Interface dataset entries

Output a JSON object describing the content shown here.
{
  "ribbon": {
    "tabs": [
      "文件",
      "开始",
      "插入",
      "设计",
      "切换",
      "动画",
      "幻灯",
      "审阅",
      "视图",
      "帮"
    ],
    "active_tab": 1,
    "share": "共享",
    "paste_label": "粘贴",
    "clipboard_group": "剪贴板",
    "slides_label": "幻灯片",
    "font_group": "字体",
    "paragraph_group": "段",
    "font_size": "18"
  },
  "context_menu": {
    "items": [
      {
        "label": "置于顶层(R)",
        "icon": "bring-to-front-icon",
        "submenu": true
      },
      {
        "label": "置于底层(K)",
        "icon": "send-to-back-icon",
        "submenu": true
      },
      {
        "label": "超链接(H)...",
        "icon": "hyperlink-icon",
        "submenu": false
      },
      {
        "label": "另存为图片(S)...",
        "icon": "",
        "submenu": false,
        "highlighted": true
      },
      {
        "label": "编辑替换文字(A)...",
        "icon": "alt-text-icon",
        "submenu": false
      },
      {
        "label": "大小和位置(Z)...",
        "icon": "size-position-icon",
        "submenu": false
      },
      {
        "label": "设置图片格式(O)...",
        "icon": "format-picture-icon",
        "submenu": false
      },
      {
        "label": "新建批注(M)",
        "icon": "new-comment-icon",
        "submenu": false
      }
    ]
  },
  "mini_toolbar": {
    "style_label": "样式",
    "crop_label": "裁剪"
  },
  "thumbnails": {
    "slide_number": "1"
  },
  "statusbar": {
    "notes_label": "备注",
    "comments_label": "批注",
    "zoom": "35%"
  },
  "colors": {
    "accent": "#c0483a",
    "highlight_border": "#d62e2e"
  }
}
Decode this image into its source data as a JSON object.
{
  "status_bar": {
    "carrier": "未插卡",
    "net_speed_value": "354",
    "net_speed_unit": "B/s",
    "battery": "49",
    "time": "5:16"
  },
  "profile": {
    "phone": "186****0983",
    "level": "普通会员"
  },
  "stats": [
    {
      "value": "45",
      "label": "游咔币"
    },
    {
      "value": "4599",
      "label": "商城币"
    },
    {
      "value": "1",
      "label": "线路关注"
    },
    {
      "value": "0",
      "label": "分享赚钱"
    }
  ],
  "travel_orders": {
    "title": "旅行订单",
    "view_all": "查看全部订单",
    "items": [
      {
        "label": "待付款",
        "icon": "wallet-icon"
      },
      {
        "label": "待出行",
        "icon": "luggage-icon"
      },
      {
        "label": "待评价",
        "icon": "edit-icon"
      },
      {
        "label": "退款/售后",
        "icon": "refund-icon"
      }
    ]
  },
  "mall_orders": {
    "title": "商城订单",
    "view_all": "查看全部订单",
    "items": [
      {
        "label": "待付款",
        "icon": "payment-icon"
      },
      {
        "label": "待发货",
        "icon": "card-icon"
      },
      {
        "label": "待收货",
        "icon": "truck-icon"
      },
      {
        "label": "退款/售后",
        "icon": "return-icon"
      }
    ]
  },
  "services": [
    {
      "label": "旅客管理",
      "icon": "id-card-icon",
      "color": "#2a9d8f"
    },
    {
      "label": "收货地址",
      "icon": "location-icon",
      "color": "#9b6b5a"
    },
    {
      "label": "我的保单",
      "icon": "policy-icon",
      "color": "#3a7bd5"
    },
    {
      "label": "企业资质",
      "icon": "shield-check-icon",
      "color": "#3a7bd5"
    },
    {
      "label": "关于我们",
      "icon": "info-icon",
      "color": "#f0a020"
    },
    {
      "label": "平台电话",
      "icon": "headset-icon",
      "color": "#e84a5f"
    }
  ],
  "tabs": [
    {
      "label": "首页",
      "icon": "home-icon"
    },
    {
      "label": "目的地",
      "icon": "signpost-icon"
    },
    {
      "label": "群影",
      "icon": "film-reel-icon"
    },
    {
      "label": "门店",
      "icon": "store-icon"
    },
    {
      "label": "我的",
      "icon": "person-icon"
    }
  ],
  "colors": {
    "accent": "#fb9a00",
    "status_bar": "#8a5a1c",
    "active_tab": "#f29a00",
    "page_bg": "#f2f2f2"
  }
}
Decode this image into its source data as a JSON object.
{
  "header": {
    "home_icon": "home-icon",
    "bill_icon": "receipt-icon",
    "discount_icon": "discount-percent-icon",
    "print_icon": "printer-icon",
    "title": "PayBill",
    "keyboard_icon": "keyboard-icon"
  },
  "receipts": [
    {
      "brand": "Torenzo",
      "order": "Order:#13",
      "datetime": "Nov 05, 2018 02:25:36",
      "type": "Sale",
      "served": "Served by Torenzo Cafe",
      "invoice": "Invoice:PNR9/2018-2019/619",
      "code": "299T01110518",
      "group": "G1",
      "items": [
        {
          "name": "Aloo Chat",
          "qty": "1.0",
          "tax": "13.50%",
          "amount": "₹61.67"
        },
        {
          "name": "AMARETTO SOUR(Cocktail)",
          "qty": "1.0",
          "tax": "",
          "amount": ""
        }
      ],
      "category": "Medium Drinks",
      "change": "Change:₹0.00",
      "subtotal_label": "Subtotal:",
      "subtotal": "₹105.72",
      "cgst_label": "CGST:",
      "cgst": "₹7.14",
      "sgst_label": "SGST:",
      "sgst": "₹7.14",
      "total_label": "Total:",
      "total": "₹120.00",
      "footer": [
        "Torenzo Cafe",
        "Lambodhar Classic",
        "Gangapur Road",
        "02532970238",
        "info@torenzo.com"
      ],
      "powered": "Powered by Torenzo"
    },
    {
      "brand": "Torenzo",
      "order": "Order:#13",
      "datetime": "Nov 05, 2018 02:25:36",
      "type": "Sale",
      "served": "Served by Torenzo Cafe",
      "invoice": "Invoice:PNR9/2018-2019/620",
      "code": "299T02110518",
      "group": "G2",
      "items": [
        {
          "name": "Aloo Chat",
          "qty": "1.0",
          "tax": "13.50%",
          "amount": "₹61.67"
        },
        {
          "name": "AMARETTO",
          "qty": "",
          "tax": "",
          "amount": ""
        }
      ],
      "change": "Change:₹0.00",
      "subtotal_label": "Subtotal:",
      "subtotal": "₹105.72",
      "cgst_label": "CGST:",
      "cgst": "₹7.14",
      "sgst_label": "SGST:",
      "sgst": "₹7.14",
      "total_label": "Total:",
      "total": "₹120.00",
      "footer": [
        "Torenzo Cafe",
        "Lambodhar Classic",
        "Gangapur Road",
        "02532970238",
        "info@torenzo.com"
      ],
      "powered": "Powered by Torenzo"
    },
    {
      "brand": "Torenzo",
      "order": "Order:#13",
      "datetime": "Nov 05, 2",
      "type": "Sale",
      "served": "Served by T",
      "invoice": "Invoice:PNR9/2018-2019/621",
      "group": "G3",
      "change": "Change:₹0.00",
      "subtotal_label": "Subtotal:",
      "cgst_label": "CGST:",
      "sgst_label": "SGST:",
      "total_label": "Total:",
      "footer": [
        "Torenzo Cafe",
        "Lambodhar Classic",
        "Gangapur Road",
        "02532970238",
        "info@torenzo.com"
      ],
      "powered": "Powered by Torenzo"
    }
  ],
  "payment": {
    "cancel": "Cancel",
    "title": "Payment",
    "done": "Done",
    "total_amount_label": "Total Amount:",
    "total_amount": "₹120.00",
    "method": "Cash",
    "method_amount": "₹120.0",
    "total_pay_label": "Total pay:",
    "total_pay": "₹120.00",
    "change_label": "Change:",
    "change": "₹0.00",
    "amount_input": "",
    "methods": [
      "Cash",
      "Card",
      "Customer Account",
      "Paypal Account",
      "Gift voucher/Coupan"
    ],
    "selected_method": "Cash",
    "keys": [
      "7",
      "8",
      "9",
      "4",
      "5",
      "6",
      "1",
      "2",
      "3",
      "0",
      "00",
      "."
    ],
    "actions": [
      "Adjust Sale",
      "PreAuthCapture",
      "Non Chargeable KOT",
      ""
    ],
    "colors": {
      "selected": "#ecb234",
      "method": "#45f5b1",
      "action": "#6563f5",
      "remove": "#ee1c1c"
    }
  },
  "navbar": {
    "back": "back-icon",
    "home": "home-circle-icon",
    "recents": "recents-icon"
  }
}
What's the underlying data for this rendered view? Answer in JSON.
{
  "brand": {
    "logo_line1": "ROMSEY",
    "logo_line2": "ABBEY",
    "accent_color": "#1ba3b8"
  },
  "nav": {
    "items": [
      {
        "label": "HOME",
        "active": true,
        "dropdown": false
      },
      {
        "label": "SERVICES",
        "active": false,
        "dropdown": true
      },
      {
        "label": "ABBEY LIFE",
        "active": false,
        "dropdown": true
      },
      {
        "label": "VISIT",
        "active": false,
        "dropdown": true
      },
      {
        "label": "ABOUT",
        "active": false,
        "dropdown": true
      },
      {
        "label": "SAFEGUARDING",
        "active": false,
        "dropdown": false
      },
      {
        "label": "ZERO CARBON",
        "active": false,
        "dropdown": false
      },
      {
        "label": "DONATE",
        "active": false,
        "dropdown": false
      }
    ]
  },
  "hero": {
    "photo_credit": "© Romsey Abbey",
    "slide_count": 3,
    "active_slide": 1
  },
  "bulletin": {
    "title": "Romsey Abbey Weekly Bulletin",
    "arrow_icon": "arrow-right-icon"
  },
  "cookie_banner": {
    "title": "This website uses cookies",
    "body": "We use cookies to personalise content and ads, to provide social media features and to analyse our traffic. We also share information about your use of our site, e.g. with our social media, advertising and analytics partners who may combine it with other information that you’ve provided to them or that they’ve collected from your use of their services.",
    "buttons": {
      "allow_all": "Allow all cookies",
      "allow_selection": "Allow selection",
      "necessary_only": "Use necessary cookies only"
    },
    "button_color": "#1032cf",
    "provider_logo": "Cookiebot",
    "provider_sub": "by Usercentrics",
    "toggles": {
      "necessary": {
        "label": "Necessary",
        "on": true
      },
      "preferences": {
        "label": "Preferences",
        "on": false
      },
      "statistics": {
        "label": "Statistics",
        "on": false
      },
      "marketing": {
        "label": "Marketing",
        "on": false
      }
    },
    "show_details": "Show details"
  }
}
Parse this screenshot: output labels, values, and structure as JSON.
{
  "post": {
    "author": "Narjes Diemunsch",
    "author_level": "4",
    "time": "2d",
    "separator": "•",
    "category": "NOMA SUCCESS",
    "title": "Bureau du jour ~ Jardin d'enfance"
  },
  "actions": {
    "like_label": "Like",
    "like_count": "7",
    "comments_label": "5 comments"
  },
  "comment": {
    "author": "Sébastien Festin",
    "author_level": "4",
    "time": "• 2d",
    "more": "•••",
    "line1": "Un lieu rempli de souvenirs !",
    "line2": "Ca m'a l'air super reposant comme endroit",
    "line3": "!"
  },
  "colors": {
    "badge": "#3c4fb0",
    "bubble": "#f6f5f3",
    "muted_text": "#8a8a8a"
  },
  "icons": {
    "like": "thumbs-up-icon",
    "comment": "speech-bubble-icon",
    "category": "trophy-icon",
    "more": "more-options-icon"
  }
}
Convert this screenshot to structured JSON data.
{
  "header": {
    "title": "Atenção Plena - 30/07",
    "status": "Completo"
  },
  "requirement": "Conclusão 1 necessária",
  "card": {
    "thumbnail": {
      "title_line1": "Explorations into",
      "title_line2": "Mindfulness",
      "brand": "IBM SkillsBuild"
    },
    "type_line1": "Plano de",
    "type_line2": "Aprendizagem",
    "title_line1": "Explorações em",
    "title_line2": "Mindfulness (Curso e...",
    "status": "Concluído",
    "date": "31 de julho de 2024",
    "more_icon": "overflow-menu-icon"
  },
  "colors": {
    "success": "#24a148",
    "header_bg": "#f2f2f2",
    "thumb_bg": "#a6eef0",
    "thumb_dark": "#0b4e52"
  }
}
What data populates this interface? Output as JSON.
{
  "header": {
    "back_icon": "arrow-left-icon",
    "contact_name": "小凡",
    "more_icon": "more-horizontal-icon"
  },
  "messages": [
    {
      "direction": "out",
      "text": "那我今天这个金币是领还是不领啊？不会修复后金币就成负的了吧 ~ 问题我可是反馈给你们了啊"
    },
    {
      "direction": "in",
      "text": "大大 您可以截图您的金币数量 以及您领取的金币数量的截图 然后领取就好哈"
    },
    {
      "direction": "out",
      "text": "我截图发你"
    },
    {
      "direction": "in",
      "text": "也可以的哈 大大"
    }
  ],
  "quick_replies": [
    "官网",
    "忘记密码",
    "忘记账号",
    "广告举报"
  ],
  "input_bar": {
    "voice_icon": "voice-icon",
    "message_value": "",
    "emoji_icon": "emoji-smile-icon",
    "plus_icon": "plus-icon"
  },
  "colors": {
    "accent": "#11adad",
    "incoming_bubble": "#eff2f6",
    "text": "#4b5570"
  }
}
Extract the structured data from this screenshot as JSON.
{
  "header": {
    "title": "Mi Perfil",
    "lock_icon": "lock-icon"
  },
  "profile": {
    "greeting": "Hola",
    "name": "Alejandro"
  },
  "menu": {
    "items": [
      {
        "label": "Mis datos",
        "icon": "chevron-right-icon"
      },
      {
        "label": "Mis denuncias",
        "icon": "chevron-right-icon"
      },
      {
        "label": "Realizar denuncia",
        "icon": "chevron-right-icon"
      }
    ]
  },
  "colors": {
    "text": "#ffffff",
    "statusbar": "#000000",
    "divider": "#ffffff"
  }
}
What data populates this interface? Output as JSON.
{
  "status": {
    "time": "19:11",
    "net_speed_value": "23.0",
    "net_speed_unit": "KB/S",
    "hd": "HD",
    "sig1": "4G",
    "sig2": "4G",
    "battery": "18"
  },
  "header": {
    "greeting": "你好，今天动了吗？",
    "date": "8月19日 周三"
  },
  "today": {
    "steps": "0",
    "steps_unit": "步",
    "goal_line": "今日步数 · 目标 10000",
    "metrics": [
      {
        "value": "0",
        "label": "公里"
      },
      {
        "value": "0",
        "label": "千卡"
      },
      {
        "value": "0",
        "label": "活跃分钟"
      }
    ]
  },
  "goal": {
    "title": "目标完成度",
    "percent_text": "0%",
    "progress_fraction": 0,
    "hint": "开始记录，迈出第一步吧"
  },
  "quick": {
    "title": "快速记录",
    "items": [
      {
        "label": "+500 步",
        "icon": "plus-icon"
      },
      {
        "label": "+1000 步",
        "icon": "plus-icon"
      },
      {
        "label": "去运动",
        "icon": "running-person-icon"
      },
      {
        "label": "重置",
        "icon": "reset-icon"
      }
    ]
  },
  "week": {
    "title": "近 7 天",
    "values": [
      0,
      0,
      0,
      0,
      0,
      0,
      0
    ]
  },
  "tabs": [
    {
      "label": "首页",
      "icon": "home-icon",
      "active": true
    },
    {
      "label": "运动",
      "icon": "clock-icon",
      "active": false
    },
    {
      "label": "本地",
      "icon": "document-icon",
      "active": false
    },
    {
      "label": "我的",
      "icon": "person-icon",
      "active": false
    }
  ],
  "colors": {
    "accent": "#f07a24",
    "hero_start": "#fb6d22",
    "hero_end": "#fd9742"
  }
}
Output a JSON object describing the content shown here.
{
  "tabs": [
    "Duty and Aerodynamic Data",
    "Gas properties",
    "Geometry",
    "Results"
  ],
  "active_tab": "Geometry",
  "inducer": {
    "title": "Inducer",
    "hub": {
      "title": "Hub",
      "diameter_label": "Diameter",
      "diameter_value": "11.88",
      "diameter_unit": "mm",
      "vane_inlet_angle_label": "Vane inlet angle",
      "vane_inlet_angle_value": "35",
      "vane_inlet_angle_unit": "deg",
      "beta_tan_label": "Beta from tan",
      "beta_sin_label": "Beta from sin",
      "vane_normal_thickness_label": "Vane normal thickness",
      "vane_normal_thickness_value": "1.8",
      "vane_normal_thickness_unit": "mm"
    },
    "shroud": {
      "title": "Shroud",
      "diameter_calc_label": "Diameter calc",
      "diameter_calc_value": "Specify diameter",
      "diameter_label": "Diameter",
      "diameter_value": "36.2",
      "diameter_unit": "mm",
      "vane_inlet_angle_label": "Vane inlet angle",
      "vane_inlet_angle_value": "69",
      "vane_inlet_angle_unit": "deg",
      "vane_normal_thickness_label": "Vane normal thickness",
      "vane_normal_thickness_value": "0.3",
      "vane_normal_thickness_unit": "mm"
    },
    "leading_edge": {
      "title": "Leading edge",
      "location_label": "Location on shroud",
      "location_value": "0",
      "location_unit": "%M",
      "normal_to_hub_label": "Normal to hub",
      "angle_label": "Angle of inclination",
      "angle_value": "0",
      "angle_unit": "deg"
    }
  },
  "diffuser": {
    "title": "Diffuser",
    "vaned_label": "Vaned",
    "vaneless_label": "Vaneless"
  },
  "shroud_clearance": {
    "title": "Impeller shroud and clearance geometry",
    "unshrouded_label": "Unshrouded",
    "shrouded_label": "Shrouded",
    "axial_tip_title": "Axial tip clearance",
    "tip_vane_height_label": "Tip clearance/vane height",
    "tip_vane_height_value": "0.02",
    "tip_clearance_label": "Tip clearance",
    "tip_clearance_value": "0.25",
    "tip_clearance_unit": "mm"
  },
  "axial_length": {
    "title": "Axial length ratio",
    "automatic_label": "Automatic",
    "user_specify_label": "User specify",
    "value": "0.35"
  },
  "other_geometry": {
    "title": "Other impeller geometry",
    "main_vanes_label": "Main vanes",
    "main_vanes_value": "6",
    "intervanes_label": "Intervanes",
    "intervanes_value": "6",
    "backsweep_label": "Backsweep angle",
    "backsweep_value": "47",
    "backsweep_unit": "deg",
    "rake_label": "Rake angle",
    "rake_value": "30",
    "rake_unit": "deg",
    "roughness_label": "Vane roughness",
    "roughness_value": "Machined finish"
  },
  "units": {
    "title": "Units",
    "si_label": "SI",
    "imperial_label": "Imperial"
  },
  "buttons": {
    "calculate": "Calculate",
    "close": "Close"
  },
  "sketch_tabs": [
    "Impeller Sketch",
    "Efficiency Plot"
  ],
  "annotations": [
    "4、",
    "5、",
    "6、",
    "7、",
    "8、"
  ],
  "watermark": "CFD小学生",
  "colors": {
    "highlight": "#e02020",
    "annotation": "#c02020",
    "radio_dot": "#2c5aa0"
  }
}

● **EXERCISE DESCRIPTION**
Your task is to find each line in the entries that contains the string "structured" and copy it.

● **SOLUTION TO THE PROBLEM**
Convert this screenshot to structured JSON data.
Extract the structured data from this screenshot as JSON.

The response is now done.